▶ INSTRUCTIONS FOR THE TASK
In this material, which lines include the string "Preisentwicklung"? Show them.

▶ TASK DATA
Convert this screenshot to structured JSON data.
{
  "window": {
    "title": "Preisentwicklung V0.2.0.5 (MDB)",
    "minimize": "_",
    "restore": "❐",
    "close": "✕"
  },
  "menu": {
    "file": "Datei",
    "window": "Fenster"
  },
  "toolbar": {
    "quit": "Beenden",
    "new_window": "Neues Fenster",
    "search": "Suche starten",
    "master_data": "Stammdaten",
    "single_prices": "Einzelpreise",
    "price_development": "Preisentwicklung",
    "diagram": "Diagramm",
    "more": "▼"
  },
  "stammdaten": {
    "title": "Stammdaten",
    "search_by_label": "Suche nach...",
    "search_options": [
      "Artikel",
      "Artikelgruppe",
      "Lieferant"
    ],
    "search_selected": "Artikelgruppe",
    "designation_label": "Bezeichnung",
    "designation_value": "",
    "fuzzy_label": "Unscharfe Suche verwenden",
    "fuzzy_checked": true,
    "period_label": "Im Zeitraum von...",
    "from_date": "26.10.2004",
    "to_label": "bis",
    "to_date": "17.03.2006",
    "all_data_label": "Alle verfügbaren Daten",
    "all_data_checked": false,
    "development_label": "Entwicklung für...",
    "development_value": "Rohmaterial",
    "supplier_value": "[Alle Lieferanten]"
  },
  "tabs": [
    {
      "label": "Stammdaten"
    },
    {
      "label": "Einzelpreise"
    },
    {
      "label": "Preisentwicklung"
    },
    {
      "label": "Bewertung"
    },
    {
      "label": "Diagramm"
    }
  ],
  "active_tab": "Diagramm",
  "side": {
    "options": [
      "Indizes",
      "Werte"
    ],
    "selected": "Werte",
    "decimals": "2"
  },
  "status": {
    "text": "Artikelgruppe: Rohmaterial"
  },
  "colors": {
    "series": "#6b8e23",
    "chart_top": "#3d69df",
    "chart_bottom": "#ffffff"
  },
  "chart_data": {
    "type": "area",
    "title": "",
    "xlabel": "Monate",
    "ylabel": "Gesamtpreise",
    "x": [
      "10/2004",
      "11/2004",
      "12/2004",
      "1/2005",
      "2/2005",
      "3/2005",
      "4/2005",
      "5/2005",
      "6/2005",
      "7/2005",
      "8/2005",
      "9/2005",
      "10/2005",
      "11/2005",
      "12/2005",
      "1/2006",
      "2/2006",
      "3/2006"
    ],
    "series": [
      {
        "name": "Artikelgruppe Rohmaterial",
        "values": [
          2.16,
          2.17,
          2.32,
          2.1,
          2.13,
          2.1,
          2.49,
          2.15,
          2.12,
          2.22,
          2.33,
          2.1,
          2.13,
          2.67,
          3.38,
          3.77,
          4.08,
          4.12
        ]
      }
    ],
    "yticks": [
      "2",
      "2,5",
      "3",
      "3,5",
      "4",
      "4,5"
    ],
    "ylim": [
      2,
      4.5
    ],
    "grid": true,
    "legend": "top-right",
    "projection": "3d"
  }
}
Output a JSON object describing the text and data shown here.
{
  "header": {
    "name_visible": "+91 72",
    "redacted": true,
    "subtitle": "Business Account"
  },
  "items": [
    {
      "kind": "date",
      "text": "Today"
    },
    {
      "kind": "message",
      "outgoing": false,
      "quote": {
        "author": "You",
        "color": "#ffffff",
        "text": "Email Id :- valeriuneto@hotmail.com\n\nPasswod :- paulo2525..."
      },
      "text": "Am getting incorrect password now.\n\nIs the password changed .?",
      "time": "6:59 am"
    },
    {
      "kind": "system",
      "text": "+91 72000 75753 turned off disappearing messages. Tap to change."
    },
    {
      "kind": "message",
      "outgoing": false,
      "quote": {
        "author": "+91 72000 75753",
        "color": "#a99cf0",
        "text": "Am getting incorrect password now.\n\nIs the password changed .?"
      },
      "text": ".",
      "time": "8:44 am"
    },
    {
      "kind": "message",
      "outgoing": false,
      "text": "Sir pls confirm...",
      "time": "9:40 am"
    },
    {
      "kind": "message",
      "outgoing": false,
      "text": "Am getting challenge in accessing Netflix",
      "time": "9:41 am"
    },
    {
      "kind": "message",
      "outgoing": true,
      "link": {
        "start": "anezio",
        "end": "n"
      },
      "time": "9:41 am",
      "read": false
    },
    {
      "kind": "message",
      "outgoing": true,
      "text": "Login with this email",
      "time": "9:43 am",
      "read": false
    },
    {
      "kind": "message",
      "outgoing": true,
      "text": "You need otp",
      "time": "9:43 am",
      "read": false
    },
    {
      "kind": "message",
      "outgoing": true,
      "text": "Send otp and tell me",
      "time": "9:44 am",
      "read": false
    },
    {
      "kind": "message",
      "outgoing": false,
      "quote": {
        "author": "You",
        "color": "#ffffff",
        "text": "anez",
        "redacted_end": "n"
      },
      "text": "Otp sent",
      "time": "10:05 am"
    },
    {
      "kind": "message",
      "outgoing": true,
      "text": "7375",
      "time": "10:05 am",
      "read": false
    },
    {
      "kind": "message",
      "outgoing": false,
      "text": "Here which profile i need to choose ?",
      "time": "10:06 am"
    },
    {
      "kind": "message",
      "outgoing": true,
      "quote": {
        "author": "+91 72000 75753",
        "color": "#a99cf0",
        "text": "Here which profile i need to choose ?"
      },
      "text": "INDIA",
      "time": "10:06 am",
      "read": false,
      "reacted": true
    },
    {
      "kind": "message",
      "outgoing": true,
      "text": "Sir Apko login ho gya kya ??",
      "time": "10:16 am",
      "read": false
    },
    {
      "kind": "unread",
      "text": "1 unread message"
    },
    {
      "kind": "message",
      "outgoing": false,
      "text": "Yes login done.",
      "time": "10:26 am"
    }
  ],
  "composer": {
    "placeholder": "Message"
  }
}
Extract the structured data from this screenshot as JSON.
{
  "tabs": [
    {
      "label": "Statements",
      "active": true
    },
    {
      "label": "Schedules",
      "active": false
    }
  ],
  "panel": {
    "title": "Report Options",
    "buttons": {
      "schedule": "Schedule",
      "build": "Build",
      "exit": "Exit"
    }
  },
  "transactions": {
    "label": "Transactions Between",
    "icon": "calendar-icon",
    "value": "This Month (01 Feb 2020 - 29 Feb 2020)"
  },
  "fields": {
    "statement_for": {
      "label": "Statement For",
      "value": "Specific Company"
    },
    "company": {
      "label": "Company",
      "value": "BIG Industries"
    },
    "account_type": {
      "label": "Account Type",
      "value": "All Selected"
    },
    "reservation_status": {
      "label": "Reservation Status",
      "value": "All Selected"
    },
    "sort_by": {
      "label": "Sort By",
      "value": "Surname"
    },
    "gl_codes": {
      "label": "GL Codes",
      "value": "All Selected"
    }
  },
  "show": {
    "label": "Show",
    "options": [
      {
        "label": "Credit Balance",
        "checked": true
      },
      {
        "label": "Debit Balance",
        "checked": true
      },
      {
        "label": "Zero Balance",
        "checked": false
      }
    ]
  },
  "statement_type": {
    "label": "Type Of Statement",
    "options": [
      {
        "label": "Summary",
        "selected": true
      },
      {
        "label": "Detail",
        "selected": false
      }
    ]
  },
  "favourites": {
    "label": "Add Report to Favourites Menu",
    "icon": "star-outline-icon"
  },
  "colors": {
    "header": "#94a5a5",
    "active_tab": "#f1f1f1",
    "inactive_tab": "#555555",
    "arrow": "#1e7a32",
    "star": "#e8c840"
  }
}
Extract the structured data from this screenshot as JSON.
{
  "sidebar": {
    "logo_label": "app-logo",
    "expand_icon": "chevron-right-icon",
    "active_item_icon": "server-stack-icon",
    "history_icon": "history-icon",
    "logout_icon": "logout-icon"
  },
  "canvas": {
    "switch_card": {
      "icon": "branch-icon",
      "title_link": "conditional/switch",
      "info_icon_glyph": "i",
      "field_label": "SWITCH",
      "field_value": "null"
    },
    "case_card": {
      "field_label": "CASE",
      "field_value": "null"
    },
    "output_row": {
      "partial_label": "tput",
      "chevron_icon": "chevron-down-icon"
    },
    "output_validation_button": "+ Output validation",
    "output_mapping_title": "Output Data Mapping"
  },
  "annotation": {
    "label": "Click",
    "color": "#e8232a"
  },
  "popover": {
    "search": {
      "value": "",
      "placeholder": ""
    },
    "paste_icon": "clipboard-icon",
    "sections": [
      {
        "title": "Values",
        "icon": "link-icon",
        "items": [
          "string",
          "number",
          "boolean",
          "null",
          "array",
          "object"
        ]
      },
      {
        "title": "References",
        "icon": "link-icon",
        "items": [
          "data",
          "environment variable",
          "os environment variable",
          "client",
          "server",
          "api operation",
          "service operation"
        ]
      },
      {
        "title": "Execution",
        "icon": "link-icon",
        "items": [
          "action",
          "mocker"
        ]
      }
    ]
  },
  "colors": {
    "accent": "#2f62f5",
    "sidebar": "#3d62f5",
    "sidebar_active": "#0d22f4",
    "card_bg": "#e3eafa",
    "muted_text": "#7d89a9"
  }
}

▶ ANSWER FOR THE TASK
    "title": "Preisentwicklung V0.2.0.5 (MDB)",
    "price_development": "Preisentwicklung",
      "label": "Preisentwicklung"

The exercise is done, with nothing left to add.